WORK ORDER = Search the listing below for the word "Policy" and copy each line that holds it.

INPUT RECORDS =
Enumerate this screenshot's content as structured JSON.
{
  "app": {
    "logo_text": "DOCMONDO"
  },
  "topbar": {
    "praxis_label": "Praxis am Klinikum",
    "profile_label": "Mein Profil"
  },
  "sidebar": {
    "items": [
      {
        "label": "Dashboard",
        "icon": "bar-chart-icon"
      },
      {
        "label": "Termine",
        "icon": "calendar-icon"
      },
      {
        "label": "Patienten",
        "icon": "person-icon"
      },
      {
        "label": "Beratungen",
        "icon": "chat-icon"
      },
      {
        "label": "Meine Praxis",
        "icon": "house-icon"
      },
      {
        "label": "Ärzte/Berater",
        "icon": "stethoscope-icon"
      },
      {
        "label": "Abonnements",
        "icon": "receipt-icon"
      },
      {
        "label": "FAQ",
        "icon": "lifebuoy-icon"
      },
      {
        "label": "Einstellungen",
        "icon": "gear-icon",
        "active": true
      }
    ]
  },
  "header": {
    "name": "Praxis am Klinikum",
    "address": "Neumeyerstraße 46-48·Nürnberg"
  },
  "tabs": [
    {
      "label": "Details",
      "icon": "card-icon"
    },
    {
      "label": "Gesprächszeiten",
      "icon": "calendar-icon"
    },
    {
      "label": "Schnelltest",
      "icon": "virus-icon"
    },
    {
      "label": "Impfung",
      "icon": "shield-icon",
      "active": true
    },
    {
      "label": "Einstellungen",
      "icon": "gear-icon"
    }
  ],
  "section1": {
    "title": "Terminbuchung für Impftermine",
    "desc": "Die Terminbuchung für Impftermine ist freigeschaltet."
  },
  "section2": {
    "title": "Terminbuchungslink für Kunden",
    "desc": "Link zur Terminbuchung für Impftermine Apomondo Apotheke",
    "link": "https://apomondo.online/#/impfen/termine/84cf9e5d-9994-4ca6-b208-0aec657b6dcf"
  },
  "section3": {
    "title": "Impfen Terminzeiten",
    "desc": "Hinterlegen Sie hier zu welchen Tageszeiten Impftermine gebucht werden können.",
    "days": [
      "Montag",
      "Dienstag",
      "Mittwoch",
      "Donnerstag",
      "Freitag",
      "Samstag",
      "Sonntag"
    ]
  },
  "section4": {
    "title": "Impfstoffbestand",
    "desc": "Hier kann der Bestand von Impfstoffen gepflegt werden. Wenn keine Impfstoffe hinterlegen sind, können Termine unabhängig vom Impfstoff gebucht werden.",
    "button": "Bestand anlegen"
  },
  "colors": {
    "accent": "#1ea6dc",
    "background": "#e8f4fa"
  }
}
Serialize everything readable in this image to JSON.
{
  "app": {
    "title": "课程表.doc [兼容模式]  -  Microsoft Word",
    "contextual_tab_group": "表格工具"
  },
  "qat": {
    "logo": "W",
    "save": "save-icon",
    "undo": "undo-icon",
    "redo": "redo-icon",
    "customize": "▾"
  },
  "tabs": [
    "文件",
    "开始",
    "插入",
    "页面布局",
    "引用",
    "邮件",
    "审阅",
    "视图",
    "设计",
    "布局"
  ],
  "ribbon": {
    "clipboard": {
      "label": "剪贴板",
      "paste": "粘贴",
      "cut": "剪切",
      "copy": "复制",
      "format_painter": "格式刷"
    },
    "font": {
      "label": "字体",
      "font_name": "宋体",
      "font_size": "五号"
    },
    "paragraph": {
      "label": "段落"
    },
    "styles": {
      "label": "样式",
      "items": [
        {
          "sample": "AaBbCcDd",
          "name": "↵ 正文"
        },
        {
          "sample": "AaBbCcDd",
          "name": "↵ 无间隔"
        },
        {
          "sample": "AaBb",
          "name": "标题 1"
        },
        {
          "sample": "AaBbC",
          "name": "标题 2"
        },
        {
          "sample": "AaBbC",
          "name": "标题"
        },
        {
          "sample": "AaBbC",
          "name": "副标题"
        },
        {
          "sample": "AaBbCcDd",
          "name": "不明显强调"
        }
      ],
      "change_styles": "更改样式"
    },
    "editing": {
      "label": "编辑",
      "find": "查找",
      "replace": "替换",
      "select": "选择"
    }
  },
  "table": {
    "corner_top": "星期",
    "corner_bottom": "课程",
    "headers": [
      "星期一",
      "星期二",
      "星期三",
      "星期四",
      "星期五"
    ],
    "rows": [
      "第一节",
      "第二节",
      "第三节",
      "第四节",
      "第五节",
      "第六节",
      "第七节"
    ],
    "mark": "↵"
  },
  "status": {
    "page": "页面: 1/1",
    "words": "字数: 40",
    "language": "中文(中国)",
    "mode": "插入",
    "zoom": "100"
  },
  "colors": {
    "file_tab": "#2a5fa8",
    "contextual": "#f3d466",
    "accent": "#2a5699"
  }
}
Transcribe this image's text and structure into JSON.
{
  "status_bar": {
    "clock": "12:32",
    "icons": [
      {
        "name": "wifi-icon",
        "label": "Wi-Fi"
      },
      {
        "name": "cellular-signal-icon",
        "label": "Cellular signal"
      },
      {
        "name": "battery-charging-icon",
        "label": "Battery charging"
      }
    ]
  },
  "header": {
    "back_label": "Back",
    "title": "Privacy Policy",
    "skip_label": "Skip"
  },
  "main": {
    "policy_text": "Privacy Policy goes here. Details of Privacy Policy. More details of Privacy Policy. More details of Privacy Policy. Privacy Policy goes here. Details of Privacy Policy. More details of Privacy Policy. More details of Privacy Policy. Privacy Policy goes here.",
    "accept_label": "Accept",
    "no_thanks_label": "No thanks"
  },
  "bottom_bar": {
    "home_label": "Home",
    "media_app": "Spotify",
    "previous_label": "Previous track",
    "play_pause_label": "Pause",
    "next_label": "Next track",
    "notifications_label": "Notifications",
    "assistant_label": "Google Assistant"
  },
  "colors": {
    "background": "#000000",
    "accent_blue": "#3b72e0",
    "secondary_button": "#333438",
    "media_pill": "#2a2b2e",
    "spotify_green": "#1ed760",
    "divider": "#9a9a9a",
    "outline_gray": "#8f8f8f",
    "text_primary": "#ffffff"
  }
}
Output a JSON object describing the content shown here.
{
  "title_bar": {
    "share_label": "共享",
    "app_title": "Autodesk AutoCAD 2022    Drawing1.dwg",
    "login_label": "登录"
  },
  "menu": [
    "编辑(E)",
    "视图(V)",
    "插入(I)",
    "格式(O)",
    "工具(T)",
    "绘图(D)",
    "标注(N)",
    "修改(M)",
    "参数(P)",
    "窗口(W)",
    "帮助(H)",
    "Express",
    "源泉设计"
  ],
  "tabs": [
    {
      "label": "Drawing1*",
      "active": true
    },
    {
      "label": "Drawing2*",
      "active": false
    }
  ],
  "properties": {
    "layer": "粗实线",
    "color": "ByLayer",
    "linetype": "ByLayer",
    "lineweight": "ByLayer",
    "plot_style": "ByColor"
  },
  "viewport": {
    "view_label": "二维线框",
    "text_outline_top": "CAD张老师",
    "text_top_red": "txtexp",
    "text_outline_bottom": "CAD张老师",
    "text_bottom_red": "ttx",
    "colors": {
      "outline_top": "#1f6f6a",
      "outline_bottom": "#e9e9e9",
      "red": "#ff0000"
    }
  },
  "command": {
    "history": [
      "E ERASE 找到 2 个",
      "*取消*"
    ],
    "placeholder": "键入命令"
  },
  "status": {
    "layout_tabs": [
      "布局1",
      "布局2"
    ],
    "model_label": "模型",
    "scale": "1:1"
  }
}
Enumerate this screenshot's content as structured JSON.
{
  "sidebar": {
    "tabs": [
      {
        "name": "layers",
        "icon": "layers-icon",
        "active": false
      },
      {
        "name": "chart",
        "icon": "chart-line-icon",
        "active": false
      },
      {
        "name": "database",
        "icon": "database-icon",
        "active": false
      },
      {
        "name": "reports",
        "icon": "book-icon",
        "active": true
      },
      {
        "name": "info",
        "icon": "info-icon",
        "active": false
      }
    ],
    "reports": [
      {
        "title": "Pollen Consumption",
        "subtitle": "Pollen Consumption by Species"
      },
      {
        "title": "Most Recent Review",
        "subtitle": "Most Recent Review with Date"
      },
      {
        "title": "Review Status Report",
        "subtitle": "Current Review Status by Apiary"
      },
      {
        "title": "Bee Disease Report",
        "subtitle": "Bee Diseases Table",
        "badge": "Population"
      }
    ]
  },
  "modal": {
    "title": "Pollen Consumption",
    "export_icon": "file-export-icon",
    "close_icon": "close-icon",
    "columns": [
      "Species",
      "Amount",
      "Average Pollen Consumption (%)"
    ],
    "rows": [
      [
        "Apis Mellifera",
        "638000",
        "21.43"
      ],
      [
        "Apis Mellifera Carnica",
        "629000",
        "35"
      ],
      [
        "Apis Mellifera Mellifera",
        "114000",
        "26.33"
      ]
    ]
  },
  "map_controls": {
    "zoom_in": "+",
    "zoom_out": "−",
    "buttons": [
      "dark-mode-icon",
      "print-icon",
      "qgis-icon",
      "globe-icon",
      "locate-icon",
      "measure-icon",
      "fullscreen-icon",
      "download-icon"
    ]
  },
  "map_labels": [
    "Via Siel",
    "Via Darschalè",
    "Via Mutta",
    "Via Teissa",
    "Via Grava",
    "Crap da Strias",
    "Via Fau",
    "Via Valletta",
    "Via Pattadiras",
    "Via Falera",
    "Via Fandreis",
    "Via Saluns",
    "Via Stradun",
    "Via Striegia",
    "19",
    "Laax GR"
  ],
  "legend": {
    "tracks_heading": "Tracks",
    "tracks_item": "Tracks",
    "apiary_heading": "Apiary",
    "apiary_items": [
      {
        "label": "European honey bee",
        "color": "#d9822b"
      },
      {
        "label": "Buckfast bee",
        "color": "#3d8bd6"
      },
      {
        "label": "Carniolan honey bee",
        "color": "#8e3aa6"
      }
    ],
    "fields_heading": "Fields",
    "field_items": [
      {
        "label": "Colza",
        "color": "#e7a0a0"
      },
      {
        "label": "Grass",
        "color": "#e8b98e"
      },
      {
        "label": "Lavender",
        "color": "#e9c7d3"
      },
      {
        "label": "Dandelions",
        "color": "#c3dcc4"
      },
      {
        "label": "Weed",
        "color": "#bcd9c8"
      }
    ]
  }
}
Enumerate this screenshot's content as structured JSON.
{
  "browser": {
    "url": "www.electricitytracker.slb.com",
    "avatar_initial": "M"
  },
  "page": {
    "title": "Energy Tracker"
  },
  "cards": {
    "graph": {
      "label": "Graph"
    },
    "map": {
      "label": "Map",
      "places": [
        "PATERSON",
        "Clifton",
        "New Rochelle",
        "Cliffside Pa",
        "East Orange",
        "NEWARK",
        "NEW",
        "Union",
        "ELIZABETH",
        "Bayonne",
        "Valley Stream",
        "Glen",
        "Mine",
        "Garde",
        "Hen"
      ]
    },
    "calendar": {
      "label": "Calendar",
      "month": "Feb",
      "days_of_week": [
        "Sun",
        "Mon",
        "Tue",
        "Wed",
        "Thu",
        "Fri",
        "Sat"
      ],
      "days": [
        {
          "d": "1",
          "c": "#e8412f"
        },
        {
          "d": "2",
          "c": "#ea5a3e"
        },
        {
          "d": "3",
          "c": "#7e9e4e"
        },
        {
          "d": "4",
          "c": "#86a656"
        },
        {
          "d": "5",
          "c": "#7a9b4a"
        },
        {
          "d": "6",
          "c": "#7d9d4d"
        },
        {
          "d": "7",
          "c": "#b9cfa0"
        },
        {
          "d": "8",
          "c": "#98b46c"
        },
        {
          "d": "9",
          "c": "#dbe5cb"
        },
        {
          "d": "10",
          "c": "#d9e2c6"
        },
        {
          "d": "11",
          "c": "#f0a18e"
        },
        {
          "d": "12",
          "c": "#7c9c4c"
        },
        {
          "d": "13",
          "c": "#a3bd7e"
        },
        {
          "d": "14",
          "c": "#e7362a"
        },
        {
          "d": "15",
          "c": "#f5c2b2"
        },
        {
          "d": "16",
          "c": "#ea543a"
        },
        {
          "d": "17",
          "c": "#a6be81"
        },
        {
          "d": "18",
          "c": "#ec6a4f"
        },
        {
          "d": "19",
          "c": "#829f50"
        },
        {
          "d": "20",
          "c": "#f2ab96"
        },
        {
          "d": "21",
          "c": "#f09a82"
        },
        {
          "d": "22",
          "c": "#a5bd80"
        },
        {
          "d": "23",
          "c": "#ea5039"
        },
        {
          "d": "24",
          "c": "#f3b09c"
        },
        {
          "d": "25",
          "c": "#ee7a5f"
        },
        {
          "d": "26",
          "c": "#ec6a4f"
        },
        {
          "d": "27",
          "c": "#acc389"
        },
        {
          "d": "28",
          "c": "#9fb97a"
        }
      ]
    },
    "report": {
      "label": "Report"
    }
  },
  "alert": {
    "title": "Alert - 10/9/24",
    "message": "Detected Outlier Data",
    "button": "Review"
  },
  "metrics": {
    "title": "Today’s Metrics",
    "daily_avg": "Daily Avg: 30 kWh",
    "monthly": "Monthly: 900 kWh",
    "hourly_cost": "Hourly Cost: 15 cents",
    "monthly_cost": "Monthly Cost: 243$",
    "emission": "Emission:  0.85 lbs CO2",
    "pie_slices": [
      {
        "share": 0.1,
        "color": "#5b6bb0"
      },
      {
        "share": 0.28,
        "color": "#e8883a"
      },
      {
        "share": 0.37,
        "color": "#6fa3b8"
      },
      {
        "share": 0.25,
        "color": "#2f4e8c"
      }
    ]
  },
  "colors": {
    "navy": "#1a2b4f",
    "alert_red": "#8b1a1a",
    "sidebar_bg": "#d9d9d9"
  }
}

TASK OUTPUT =
    "title": "Privacy Policy",
    "policy_text": "Privacy Policy goes here. Details of Privacy Policy. More details of Privacy Policy. More details of Privacy Policy. Privacy Policy goes here. Details of Privacy Policy. More details of Privacy Policy. More details of Privacy Policy. Privacy Policy goes here.",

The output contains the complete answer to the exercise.